**TASK INSTRUCTIONS:** Whatever lines the data contains, output all of them unchanged.

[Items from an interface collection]
====
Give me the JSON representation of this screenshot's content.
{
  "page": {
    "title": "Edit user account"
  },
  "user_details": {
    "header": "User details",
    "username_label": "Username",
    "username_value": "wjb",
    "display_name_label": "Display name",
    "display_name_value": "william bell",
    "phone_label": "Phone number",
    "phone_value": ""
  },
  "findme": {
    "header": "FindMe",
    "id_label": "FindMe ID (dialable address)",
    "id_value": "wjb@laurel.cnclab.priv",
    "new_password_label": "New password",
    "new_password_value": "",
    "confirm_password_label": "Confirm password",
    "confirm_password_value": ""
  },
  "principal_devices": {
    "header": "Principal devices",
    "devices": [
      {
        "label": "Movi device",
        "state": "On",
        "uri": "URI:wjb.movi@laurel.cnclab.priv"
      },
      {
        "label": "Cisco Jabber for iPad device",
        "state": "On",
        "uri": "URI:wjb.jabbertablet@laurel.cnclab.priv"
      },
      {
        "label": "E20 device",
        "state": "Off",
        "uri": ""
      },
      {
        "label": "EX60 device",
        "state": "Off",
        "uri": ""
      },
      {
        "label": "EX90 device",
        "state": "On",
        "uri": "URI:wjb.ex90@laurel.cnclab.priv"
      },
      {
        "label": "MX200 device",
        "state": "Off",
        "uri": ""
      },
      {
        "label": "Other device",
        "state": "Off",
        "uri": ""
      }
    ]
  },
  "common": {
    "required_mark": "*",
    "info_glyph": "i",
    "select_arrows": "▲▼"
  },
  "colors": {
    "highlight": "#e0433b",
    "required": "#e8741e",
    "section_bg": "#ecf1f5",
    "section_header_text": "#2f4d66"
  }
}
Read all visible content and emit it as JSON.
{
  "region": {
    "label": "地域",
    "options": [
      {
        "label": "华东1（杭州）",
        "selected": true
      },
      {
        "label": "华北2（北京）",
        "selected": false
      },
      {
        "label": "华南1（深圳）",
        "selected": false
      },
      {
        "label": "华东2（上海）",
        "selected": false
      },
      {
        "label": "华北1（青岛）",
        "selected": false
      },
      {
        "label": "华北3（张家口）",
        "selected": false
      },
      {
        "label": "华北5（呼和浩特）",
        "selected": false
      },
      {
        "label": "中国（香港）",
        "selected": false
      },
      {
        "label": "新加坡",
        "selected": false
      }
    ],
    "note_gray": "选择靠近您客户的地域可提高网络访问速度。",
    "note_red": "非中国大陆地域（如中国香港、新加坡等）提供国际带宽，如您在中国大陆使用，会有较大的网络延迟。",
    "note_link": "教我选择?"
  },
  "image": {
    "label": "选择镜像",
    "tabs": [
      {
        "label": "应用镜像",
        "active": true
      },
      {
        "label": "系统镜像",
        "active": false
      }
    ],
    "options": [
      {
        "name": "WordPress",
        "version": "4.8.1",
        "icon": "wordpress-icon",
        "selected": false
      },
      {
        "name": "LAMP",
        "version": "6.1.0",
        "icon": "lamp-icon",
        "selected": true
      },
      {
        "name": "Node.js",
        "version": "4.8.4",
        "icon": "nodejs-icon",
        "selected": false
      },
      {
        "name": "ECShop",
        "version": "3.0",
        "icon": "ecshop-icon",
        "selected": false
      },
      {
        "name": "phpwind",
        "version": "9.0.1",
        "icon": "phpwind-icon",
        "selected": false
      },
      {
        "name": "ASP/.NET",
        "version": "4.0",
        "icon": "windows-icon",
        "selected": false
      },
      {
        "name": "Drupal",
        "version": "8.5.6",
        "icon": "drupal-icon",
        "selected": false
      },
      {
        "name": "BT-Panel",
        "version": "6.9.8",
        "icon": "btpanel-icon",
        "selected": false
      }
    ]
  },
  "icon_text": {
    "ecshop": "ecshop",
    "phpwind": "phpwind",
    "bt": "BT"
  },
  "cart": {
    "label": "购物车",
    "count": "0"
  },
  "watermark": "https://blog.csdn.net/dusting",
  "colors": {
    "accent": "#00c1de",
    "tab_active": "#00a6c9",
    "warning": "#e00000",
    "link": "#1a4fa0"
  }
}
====
**REPLY TO THE TASK:**
Give me the JSON representation of this screenshot's content.
{
  "page": {
    "title": "Edit user account"
  },
  "user_details": {
    "header": "User details",
    "username_label": "Username",
    "username_value": "wjb",
    "display_name_label": "Display name",
    "display_name_value": "william bell",
    "phone_label": "Phone number",
    "phone_value": ""
  },
  "findme": {
    "header": "FindMe",
    "id_label": "FindMe ID (dialable address)",
    "id_value": "wjb@laurel.cnclab.priv",
    "new_password_label": "New password",
    "new_password_value": "",
    "confirm_password_label": "Confirm password",
    "confirm_password_value": ""
  },
  "principal_devices": {
    "header": "Principal devices",
    "devices": [
      {
        "label": "Movi device",
        "state": "On",
        "uri": "URI:wjb.movi@laurel.cnclab.priv"
      },
      {
        "label": "Cisco Jabber for iPad device",
        "state": "On",
        "uri": "URI:wjb.jabbertablet@laurel.cnclab.priv"
      },
      {
        "label": "E20 device",
        "state": "Off",
        "uri": ""
      },
      {
        "label": "EX60 device",
        "state": "Off",
        "uri": ""
      },
      {
        "label": "EX90 device",
        "state": "On",
        "uri": "URI:wjb.ex90@laurel.cnclab.priv"
      },
      {
        "label": "MX200 device",
        "state": "Off",
        "uri": ""
      },
      {
        "label": "Other device",
        "state": "Off",
        "uri": ""
      }
    ]
  },
  "common": {
    "required_mark": "*",
    "info_glyph": "i",
    "select_arrows": "▲▼"
  },
  "colors": {
    "highlight": "#e0433b",
    "required": "#e8741e",
    "section_bg": "#ecf1f5",
    "section_header_text": "#2f4d66"
  }
}
Read all visible content and emit it as JSON.
{
  "region": {
    "label": "地域",
    "options": [
      {
        "label": "华东1（杭州）",
        "selected": true
      },
      {
        "label": "华北2（北京）",
        "selected": false
      },
      {
        "label": "华南1（深圳）",
        "selected": false
      },
      {
        "label": "华东2（上海）",
        "selected": false
      },
      {
        "label": "华北1（青岛）",
        "selected": false
      },
      {
        "label": "华北3（张家口）",
        "selected": false
      },
      {
        "label": "华北5（呼和浩特）",
        "selected": false
      },
      {
        "label": "中国（香港）",
        "selected": false
      },
      {
        "label": "新加坡",
        "selected": false
      }
    ],
    "note_gray": "选择靠近您客户的地域可提高网络访问速度。",
    "note_red": "非中国大陆地域（如中国香港、新加坡等）提供国际带宽，如您在中国大陆使用，会有较大的网络延迟。",
    "note_link": "教我选择?"
  },
  "image": {
    "label": "选择镜像",
    "tabs": [
      {
        "label": "应用镜像",
        "active": true
      },
      {
        "label": "系统镜像",
        "active": false
      }
    ],
    "options": [
      {
        "name": "WordPress",
        "version": "4.8.1",
        "icon": "wordpress-icon",
        "selected": false
      },
      {
        "name": "LAMP",
        "version": "6.1.0",
        "icon": "lamp-icon",
        "selected": true
      },
      {
        "name": "Node.js",
        "version": "4.8.4",
        "icon": "nodejs-icon",
        "selected": false
      },
      {
        "name": "ECShop",
        "version": "3.0",
        "icon": "ecshop-icon",
        "selected": false
      },
      {
        "name": "phpwind",
        "version": "9.0.1",
        "icon": "phpwind-icon",
        "selected": false
      },
      {
        "name": "ASP/.NET",
        "version": "4.0",
        "icon": "windows-icon",
        "selected": false
      },
      {
        "name": "Drupal",
        "version": "8.5.6",
        "icon": "drupal-icon",
        "selected": false
      },
      {
        "name": "BT-Panel",
        "version": "6.9.8",
        "icon": "btpanel-icon",
        "selected": false
      }
    ]
  },
  "icon_text": {
    "ecshop": "ecshop",
    "phpwind": "phpwind",
    "bt": "BT"
  },
  "cart": {
    "label": "购物车",
    "count": "0"
  },
  "watermark": "https://blog.csdn.net/dusting",
  "colors": {
    "accent": "#00c1de",
    "tab_active": "#00a6c9",
    "warning": "#e00000",
    "link": "#1a4fa0"
  }
}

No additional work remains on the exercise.